Environmental Health & Safety Hazardous Materials / Wastes

Spill Prevention, Control, and Countermeasure Plan (SPCC Plan)

Oil Handler Annual Refresher Training

Washington State University has numerous sites on campus which store oil for internal use. Unknown to most people, the Environmental Protection Agency established regulations within the Clean Water Act specifically addressing oil storage. The regulations primarily focus on protecting the nation’s waters from pollution in order to maintain the biological, chemical, and physical integrity of those waters. While this includes preventing point and non-point pollution sources it also embraces the importance of improving communities’ wastewater treatment and disposal.

Many understand the importance of clean water, but most are unaware of the actual effects a small amount of oil could have on a water source. One pint of oil can potentially cover nearly an acre of water surface. This oil sheen prevents sunlight from reaching aquatic plant life inhibiting the plants’ ability to perform photosynthesis. It also impedes oxygen from reaching the aquatic life that so desperately need it for survival. The type of oil is not limited to petroleum based products. It also includes vegetable oils and animal fats. Once it is understood how important and extensive the task of managing all types of oil is, the process of creating guidelines to prevent these agents from contaminating the water sources of the surrounding environment can begin.

This is accomplished is by developing standard operating procedures (SOPs) for every task where oil is used or handled.  The SOPs are created using best management practices. SOPs are developed through a cooperative effort between WSU EH&S and WSU departments. It is asked that if you or your department work with oil on a regular basis you should familiarize yourself with your SOPs, and attend an initial Spill Prevention Control and Countermeasure (SPCC) training course or complete this online refresher course.  If you find any discrepancy with the SOPs and how work is completed please contact EH&S to ensure that these procedures are updated.

EH&S continues to look for ways to minimize potential environmental contamination.  Over the last two years several areas of concern were observed.  For example, in 2013, Dining Services and the Compton Union Building (CUB) installed stainless steel tanks with caddy systems to improve the safe transport and storage of used cooking oil.  At the Northside Dining Hall, a drum located on the north loading dock was overfilled and left unattended allowing the oil to seep out.

Releases such as this are easily prevented.  While this spill was small, any amount of water from precipitation could have allowed the oil to reach the stormwater drain, potentially contaminating surface water.  Proper initial and refresher training remind workers to remain cognizant of the amount of oil they are pouring into the containers, to watch for overflows, and to immediately call EH&S if one should appear.

Likewise, a challenging area this year concerned transformers in the Information Technology Building.  These transformers had bad bushings that were allowing oil to be released into the containment.  The leaks were noted during inspections and repaired.  Had regular inspections and maintenance not been completed on these transformers, the problem could have been more extensive.  This example shows the importance of secondary containment which can prevent soil or groundwater contamination.

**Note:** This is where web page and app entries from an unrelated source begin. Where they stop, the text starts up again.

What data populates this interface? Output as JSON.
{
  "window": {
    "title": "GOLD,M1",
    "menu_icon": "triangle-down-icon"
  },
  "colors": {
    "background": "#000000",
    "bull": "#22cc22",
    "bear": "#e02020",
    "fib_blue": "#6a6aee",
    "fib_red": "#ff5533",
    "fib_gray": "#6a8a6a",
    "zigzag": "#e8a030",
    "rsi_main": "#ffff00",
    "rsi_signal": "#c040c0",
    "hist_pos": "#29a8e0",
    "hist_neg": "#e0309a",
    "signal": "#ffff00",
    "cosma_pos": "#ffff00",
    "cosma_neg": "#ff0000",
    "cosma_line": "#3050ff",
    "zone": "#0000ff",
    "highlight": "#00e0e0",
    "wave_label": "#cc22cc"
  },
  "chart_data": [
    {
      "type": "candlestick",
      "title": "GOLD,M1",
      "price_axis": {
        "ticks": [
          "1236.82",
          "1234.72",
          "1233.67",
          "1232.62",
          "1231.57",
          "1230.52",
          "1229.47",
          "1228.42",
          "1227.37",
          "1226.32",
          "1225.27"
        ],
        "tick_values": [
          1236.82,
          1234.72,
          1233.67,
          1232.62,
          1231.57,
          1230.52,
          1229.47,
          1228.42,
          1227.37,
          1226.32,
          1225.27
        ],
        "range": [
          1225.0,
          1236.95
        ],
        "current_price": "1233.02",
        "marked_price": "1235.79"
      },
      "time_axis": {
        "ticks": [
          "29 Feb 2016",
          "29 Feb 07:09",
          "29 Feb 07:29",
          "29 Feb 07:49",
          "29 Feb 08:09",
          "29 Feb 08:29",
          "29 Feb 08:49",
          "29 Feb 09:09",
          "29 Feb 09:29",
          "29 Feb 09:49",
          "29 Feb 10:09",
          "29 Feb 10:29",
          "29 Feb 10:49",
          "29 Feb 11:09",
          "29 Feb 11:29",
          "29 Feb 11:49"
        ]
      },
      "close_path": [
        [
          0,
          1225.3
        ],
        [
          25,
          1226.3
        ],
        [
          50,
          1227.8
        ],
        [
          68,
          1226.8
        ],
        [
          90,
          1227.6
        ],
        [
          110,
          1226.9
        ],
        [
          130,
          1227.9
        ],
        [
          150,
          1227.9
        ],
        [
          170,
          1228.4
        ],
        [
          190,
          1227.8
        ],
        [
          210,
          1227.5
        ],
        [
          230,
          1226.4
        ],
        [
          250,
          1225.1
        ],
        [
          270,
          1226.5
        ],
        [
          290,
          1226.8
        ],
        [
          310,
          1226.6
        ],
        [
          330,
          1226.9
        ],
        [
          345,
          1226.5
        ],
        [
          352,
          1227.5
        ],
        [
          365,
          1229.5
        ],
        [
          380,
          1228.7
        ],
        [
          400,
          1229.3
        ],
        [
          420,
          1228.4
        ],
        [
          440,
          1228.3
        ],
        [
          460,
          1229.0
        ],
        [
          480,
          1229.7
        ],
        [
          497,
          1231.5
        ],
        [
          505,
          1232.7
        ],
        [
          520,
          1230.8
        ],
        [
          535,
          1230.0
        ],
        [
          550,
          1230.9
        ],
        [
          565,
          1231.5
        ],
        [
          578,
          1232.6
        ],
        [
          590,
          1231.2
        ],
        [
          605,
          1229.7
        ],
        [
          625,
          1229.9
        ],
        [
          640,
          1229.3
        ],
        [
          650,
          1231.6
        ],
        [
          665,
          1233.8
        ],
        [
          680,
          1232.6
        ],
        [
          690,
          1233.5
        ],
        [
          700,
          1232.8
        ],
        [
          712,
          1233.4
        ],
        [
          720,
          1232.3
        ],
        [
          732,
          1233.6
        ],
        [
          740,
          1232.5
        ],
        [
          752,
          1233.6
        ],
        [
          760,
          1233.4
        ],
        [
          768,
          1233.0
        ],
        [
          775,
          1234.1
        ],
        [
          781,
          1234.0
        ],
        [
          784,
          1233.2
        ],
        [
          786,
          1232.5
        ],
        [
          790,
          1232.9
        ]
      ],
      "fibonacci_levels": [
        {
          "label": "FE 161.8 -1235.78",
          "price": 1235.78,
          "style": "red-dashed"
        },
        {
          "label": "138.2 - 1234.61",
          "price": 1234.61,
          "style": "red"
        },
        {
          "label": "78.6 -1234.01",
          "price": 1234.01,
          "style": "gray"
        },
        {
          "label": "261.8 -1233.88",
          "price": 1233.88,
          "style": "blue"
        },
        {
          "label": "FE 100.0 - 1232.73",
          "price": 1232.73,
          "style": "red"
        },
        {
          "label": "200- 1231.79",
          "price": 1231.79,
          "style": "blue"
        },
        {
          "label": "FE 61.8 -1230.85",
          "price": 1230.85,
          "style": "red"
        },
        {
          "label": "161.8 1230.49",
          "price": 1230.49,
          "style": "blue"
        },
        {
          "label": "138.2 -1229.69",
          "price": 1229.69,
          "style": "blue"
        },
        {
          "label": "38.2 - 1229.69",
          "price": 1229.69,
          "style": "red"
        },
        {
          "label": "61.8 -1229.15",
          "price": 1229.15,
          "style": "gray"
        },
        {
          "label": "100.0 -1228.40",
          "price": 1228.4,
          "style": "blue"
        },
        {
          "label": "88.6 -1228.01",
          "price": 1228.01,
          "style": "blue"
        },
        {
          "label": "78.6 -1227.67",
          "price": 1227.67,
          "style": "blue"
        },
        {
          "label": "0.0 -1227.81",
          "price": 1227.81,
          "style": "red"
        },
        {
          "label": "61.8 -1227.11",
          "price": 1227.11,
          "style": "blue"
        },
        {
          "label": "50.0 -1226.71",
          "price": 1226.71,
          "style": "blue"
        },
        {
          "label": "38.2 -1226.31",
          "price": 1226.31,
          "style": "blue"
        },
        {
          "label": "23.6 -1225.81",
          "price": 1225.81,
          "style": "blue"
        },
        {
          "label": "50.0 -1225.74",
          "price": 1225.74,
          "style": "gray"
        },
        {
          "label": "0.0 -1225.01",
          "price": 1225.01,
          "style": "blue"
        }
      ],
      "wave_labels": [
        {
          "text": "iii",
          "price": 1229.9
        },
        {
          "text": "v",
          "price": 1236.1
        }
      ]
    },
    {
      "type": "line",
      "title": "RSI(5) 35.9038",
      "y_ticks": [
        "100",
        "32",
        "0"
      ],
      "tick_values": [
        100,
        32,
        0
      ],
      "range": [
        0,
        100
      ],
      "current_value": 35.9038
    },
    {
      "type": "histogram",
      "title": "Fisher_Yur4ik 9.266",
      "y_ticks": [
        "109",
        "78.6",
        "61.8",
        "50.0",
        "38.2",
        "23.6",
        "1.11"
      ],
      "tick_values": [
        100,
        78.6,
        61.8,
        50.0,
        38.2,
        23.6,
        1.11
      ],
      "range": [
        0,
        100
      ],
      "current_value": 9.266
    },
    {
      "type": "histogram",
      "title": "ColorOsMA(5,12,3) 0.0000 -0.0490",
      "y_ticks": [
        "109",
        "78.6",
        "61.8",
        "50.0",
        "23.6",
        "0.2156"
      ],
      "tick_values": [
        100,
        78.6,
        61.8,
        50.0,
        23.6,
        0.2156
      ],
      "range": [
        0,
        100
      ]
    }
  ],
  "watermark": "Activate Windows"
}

Another problematic behavior pattern seen throughout campus are residents who change the oil in their vehicles. Unfortunately, many people are unsure of how to properly dispose of this oil so they simply decide to dump it down storm drains or throw it into dumpsters. This is due to inadequate communication and lack of education provided to residents. These discharges are illegal and can pose many threats to the water and surrounding environment. Should you see any illegal discharges please notify EH&S immediately and we will work with those persons involved to contain and manage the spill.

As a reminder, below is the summary of WSU’s discharge protocol.  This protocol is an attempt to maintain an effective SPCC Plan that prevents accidental releases from contaminating surface water.  The discharge protocol is included in all SOPs.

If safe to do so the employee should:

  • Stop the discharge
  • Protect storm and sanitary drains. WSU’s storm water drains eventually reach surface water.
  • If a spill is beyond your cleanup capabilities, call 911 or notify Facilities Operations dispatch at 335-9000 to activate the Contingency Plan
  • Provide all vital information to dispatcher

Facilities Operations Heavy Equipment, Motor Pool, and Grounds have spill response kits on vehicles with larger tanks and on site during projects.  These kits contain absorbent material, bags, bucket, and disposable gloves.  However, they can only respond to spills within their own department unless requested to assist by EH&S.

Once responders arrive on scene their responsibilities are:

  • Stop discharge, if not already done
  • Contain release material
  • Cleanup spilled material
  • Make all appropriate notifications
  • Dispose of cleanup materials properly
  • Release back to the operator

Thank you for all your help and safe work practices over the last year.  If you have any questions, please, see our Contact Page.

Please click on this link and certify you have completed this refresher training.

Washington State University